- On a personal note, John and I are headed to France for a few weeks. We plan to spend a few days in Paris, a few more in Chamonix and finish it up in Eze, a walled city perched on a cliff above the French Riviera.
I believe in gratitude karma. As long as we are grateful for our good fortune, it will continue. When we start taking it for granted, however, happiness slips through our fingers. Take a moment to say what you’re grateful for. Give yourself a high-five for small successes and surprising blessings. How about it? What are you grateful for this week?
I’m up early this morning for avalanche control. Yesterday, the snow blew sideways, at times spiking up to 70 mph on the summit and eventually shut down the upper mountain. On days like that, its best to hunker down, keep your chin tucked into your collar and snap your powder skirt tight.
It snowed another 4 inches after the lift closed.
And then, just like that, a brief high pressure builds and the stars come out. Overnight the temperature dropped to 14 at the summit, the winds to 20. Today is the lull between storms. Hopefully some of you are already feeling it–that first twinge in your throat (and sometimes in your quads) that means you’re “coming down with something”. That something isn’t the croupe-like bug going around–it’s powder fever.
See you out there!
Looks like more snow will come to the Washington mountains soon. The NWS is calling for snow starting tonight and continuing Sunday, with accumulations between 12-20″ by Monday morning. Tomorrow could be windy as well.
NWAC is calling for an inch of water equivalent by Sunday at 4am, with the snow level around 500 feet. An inch of water at cold temperatures could mean 24″ of cold fluff.

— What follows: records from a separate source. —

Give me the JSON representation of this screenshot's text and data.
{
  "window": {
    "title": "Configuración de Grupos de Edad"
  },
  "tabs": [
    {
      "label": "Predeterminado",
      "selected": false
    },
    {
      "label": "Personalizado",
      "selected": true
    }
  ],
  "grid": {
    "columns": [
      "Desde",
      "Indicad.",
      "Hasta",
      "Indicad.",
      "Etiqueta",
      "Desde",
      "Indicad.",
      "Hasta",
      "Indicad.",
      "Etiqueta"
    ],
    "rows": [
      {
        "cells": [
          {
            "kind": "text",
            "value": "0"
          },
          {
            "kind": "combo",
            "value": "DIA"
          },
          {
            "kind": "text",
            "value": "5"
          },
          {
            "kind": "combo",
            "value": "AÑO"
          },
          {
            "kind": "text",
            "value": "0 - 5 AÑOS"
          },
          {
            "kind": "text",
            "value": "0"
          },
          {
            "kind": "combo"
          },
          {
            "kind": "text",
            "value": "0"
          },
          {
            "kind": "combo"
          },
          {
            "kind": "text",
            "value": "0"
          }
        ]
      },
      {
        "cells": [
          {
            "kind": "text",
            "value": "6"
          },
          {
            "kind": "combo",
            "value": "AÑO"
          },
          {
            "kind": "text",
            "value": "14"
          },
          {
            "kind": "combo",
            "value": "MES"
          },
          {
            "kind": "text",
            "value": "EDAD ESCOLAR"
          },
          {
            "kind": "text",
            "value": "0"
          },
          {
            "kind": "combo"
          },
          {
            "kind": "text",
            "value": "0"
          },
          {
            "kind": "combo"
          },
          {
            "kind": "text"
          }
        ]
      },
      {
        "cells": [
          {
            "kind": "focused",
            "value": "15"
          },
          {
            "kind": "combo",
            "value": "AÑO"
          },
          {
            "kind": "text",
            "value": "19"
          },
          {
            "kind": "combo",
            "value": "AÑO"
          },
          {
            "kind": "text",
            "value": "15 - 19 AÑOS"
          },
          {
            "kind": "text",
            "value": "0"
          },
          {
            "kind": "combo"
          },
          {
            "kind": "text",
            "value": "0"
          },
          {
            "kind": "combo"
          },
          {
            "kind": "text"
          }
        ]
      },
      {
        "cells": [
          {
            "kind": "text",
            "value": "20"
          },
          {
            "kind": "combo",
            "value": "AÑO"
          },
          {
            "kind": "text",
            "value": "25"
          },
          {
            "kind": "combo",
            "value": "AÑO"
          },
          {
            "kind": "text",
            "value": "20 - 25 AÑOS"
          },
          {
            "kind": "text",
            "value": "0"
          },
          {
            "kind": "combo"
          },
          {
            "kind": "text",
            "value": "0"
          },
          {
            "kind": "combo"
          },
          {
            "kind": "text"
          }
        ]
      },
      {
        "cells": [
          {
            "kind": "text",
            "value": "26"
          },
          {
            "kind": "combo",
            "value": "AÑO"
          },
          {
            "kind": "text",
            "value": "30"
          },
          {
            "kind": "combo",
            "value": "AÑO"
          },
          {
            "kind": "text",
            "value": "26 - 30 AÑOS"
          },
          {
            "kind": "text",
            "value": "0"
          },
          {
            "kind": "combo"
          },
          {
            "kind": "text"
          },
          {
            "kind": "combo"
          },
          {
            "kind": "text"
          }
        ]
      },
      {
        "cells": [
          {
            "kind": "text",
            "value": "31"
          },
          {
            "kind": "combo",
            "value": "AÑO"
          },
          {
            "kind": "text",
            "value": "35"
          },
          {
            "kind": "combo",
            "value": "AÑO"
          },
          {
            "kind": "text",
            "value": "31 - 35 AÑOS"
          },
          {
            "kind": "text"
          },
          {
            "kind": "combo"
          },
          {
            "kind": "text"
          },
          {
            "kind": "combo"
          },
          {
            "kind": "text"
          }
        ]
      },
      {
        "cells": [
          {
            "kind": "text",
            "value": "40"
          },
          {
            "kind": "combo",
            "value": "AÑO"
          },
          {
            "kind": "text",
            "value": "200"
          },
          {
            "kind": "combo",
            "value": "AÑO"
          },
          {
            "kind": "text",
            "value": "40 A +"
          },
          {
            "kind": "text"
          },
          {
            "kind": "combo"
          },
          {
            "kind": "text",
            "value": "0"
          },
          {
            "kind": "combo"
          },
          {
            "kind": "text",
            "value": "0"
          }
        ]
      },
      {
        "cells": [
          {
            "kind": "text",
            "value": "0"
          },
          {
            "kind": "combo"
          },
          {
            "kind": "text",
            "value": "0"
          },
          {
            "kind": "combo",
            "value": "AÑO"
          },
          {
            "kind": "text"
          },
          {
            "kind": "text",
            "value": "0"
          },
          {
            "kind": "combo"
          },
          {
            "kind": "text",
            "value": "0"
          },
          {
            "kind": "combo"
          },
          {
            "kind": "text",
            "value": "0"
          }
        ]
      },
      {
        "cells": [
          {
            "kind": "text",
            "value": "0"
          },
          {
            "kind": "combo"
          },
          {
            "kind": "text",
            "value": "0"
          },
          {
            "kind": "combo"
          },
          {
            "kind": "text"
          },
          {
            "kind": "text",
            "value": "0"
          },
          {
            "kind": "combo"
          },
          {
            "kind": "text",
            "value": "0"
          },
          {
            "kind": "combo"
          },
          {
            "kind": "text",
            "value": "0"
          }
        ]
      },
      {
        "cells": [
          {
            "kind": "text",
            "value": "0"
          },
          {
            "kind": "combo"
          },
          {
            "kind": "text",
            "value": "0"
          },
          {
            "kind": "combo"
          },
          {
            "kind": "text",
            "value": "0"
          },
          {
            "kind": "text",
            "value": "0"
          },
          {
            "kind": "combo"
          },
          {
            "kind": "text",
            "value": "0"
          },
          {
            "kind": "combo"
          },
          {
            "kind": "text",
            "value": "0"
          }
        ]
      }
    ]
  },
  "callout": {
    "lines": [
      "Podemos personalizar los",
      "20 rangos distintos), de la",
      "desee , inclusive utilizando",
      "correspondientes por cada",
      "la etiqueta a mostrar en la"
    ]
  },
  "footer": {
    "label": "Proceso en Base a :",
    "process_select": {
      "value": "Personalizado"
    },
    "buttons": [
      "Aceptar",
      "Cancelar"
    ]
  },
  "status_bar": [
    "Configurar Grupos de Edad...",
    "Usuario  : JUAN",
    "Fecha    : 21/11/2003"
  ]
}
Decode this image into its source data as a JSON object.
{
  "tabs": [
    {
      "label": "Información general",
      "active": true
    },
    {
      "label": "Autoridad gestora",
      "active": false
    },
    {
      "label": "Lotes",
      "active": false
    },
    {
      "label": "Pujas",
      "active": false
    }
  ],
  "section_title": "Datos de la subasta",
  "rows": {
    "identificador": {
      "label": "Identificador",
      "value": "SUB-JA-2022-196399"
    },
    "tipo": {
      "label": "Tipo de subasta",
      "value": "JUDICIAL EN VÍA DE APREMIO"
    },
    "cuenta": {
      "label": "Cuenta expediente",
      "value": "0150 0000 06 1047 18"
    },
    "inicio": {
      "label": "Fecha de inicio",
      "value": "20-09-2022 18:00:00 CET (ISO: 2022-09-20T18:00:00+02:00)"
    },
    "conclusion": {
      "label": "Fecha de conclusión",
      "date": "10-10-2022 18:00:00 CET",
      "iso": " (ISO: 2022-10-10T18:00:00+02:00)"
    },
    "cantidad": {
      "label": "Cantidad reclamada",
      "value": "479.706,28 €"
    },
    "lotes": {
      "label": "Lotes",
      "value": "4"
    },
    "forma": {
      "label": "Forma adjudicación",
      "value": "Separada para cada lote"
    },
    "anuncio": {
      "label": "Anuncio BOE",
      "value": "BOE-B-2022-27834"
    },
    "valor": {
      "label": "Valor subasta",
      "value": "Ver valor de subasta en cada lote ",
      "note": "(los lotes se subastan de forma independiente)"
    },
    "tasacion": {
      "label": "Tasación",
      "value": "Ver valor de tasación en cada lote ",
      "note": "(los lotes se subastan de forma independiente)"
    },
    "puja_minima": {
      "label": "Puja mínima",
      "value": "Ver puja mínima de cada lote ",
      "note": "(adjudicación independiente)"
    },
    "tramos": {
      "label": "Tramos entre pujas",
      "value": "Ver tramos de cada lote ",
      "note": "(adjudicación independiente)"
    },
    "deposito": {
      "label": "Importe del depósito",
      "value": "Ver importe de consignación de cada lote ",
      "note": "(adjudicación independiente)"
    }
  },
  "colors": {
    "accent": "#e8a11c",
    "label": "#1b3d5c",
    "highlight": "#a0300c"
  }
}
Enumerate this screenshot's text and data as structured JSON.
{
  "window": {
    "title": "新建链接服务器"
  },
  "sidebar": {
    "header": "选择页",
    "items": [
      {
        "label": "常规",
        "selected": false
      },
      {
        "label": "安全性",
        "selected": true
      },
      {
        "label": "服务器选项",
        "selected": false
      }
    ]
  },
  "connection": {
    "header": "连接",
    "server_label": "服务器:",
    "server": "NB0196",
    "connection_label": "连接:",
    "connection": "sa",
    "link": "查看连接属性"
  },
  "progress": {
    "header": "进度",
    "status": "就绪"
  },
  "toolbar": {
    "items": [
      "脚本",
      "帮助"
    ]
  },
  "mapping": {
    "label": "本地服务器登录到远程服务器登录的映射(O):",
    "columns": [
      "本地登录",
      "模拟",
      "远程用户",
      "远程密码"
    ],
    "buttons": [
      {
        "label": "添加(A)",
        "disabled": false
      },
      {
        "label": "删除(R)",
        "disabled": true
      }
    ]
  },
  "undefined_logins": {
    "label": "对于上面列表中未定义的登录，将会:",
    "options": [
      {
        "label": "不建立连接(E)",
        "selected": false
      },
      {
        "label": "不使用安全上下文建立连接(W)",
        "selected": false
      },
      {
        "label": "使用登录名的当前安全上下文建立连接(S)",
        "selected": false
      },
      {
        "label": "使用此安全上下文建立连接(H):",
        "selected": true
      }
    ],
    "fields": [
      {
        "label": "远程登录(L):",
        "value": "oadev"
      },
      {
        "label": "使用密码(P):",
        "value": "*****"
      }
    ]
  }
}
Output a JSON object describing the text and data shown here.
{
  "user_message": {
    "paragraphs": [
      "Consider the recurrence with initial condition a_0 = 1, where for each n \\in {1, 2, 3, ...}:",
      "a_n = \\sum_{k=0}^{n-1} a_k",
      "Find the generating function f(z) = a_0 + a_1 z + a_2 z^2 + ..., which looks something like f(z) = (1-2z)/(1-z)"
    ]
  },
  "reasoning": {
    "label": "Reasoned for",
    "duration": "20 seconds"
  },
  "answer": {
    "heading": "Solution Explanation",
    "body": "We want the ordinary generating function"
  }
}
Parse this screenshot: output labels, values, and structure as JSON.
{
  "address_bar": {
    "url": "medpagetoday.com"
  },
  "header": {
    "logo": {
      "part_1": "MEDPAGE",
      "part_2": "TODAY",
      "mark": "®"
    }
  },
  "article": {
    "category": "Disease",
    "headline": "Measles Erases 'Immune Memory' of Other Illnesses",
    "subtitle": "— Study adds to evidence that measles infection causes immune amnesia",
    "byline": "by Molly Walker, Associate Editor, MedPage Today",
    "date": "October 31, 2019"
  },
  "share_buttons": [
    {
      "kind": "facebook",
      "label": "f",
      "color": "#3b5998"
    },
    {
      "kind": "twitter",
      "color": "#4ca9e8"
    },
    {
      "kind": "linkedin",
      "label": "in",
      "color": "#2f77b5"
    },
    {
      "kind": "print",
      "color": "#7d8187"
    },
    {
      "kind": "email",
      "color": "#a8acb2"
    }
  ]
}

Not to overstate the obvious here, but Monday might just be a good day to catch that terrible cough that’s going around.
Cold air from the Frasier River still lingers over Western Washington, and will continue to do so for the next few days. The National Weather Service is calling for another trough moving across the region early next week, bringing rain to the lowlands and more snow to the mountains. That’s the part I like to hear.
While we still have a few more “bitterly cold” days ahead (bringing squeaky snow and fluffy accumulations), the weather should shift to a more normal pattern, with rain down low and snow where we want it.
Good news for skiers!
It’s snowing at Crystal Mountain! Riding the chairlift, you often hear people say “you should have been here yesterday.” I like to think that any day on the slopes can bring that certain type of mountain transcendence we all crave.
I just wish I didn’t have to miss a powder day. My husband and I are on a brief vacation to Whistler, checking the weather and wondering why the snow couldn’t creep up north just a little more. As I read the telemetry, and see that Crystal has picked up almost two feet of snow since we left on Monday, I have to admit I’m a little jealous.
But as I look out my hotel window at the Whistler Village, the gondolas are spinning, and foreigners are queuing up for the lifts, I have to remember that any day on the slopes is great.